Entries taken from a collection
--------------------------------------------------

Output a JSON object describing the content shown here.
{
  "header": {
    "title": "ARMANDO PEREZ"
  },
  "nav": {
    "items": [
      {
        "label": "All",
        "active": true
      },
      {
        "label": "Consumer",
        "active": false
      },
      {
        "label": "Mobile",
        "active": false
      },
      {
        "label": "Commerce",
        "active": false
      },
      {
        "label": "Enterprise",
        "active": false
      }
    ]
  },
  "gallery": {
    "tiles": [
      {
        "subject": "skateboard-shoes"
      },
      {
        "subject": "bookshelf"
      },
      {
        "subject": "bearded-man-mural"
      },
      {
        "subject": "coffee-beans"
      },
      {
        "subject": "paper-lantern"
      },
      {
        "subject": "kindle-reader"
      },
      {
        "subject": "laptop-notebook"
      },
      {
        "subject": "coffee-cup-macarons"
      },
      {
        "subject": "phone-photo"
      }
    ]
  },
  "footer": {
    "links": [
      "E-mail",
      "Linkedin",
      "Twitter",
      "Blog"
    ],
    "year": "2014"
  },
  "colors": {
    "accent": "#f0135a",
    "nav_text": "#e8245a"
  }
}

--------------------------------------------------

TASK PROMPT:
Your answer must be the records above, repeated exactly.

ANSWER SPACE:
Output a JSON object describing the content shown here.
{
  "header": {
    "title": "ARMANDO PEREZ"
  },
  "nav": {
    "items": [
      {
        "label": "All",
        "active": true
      },
      {
        "label": "Consumer",
        "active": false
      },
      {
        "label": "Mobile",
        "active": false
      },
      {
        "label": "Commerce",
        "active": false
      },
      {
        "label": "Enterprise",
        "active": false
      }
    ]
  },
  "gallery": {
    "tiles": [
      {
        "subject": "skateboard-shoes"
      },
      {
        "subject": "bookshelf"
      },
      {
        "subject": "bearded-man-mural"
      },
      {
        "subject": "coffee-beans"
      },
      {
        "subject": "paper-lantern"
      },
      {
        "subject": "kindle-reader"
      },
      {
        "subject": "laptop-notebook"
      },
      {
        "subject": "coffee-cup-macarons"
      },
      {
        "subject": "phone-photo"
      }
    ]
  },
  "footer": {
    "links": [
      "E-mail",
      "Linkedin",
      "Twitter",
      "Blog"
    ],
    "year": "2014"
  },
  "colors": {
    "accent": "#f0135a",
    "nav_text": "#e8245a"
  }
}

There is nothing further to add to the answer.